Revelations: Choreographed in 1960 by Alvin Ailey. What more can be said about “Revelations?” The most memorable, moving, uplifting, and inspiring piece I have ever experienced. This year, the company is celebrating the 50th anniversary of this work of art. During the show, we saw a film documenting Mr. Ailey’s thoughts and inspirations for creating the piece and Judith Jamison’s experience with the piece.
If you have never experienced an Alvin Ailey performance, you essentially have not lived. The above clips are only the tip-of-the-iceberg when it comes to how amazing and inspiring they are. This was my second time seeing the company, and I must say the event was very different. The pieces were wonderful and a new experience on their own. However, the atmosphere of the audience left a noticeable impression. The first time I saw Alvin Ailey was in Atlanta, GA at the Fox Theatre. The company was celebrating 50 years as the cultural ambassador to the world. They performed an Otis Redding Tribute, collaborated with the a capella group, Sweet Honey & The Rye, and of course Revelations. In each section, the audience not only observed, but also participated. They sang along, cheered throughout the routine, and got up to dance. They even interacted with each other, regardless if they were strangers. On the flip side, the DC audience felt so restrained and passive. There was silence during the ballet and then polite applause when the curtain fell. Even during Revelations, no one seemed to accept the exciting offer of the “holy ghost.” I’m not saying this is good or bad, I am just noting my observations. I find the difference in culture between the north and the south of the U.S. very intriguing. Regardless of color or race or religion, the mere act of enjoying a show or an event is not expressed in a universal way. In my opinion, the south, in particular A-town, knows how to have a good time.

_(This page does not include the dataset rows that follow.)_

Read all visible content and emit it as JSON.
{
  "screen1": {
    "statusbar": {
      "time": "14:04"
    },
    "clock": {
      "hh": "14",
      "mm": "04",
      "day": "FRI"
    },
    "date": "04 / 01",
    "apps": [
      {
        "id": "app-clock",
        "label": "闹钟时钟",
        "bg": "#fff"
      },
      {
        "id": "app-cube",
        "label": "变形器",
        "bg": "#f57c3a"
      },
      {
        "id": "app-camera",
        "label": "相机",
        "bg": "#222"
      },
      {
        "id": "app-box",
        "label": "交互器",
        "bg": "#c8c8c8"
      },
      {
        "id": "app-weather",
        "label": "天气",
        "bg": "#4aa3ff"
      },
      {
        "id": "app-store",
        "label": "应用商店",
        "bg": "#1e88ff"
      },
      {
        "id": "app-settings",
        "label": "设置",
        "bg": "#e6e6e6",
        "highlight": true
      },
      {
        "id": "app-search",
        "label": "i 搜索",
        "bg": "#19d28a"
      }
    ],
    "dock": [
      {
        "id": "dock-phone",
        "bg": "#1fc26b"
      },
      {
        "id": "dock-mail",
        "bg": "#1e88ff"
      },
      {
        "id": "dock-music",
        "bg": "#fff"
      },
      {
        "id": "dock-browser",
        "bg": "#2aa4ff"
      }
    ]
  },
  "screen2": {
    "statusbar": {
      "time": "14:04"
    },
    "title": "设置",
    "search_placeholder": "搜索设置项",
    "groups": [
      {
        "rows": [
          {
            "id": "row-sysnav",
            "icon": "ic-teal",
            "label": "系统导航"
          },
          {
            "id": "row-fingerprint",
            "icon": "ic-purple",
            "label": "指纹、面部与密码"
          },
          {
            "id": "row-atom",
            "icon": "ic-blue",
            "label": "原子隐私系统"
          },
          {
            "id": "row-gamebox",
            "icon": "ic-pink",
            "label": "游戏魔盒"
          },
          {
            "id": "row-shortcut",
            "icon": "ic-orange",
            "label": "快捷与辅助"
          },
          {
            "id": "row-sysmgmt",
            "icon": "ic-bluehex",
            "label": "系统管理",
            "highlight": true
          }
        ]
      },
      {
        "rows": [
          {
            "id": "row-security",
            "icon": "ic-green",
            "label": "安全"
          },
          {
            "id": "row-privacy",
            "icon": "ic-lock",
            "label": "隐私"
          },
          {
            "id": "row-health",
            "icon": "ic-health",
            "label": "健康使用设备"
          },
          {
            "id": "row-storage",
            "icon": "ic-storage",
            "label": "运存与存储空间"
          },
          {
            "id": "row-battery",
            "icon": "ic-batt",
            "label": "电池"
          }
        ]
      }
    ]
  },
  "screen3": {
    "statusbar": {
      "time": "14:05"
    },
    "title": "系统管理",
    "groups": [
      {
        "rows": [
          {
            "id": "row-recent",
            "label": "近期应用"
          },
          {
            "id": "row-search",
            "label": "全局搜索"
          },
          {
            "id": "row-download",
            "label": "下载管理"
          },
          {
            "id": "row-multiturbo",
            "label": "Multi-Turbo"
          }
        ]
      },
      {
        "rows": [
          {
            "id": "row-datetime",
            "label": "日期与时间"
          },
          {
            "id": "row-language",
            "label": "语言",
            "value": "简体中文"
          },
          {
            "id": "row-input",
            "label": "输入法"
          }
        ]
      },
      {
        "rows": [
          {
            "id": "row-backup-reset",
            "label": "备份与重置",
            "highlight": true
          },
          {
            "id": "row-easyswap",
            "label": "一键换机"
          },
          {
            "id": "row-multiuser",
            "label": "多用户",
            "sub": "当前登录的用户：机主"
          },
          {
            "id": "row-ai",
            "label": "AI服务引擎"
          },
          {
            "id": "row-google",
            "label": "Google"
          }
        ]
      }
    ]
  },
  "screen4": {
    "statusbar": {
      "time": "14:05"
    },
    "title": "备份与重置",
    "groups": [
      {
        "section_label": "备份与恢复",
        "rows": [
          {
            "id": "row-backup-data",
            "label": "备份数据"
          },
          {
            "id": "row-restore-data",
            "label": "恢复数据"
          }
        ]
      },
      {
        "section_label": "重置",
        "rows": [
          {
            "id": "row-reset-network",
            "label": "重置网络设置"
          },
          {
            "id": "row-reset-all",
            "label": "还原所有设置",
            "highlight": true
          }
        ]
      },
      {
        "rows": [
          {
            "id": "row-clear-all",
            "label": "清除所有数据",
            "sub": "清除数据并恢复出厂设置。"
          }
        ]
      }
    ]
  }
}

Thank you again Alvin Ailey for giving me the experience of a life time.